The installation (here, for Ubuntu 14.04) is pretty straightforward:
So now, I can do this:
Yay, look at that: Powershell on Bash on Windows :)
Of course, the important thing here is that the same works on a real Linux.
Note: This is PowerShell
v6.0.0-alpha.9, so you can expect “Alpha-quality” and “things won’t work”.
Let’s take a look at available preinstalled modules:
Note that PowerShellGet is available, so you should be able to install modules from Powershell Gallery:
But this seem to be broken for now:
There already is a fix for this particular problem. If you want to use that patch:
Watch out: Unix is case-sensitive! Although Powershell is not, you have to use the right casing of module names. So
Import-Module PathUtilswill work, whereas
Import-Module pathutilswill fail. Also, the name of the psd1 file has to match exactly the name of the module (this is important for module maintainers).
Open source everything
As excited as I am with running PowerShell scripts on Linux, I think that the most important thing here is the open sourcing of PowerShell. If Microsoft didn’t prepare a version that runs on Linux, some other geek would probably do it (sooner or later). But the fact that I can now look into PS source code and see, how they do things, then tinker around and send a pull request is really amazing. I’ve been using Asp.Net Core for some time now and the possibility to just look at the source code proven invaluable a cuple of times.
It’s worth mentioning that there already exists an open source effort to reimplement Powershell: Pash. I wonder what will become of it now.
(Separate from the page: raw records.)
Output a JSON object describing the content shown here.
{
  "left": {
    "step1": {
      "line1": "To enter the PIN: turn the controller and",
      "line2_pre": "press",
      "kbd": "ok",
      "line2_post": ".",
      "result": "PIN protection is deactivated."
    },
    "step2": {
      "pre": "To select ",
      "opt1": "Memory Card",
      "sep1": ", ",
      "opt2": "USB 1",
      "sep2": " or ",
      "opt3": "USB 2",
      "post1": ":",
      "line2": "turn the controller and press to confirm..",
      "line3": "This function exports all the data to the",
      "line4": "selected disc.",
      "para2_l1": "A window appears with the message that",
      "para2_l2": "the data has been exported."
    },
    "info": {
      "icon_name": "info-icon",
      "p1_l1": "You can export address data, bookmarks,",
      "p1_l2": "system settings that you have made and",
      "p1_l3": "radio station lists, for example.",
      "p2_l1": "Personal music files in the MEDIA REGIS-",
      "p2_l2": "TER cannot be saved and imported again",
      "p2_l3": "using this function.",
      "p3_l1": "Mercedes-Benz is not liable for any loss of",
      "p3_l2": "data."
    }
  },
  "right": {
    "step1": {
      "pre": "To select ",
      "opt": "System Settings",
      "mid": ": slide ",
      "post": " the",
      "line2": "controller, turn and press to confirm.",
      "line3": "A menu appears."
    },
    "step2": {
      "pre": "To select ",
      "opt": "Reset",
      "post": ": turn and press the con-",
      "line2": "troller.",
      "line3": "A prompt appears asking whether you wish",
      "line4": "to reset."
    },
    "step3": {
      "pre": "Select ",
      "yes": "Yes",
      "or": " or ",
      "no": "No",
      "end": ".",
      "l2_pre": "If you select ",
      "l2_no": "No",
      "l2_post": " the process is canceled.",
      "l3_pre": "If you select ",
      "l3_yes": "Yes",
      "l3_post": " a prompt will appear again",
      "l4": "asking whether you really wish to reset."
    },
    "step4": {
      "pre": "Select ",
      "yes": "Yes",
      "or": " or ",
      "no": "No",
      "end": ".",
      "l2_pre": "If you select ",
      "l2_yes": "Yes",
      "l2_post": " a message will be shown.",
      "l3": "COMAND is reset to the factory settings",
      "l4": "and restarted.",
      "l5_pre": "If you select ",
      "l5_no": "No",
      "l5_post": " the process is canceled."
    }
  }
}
Taking aside the excitement of “because I can”, what are real benefits of using PowerShell on Linux, when you have Bash available at your disposal?
Up until now, cross platform .Net projects, like Dotnet CLI itself, used separate build scripts for Linux and Windows. Now, it will be possible to write one PowerShell script to rule them all. I personally have tons of build/deploy/other DevOps scripts written in PowerShell (and DSC). I would rather gladly test them on Linux and work around the rough edges than rewrite all that stuff in Bash (and maintain two separate versions).
If you think of dockerizing your services, the possibility to use the same scripts on Linux and Windows should make the transition much smoother.
Managing the cloud
If you are managing multiple Linux and Windows machines, you will be able to use the same shell and scripts for all of them. Also, as MS announcement says:
We will be extending the PowerShell Remoting Protocol (MS-PSRP) to use OpenSSH as a native transport. Users will have the option to use SSH or WINRM as a transport.
So, you will be able to do something like:
And that will work over SSH, without the struggle of setting up WINRM.
As of today, there are 322 issues, so Powershell 6 has some way to go before it’s “production ready”. But I’m not waiting until then - I’m starting to make my scripts and modules “cross-platform” with PowerShell 6 right now.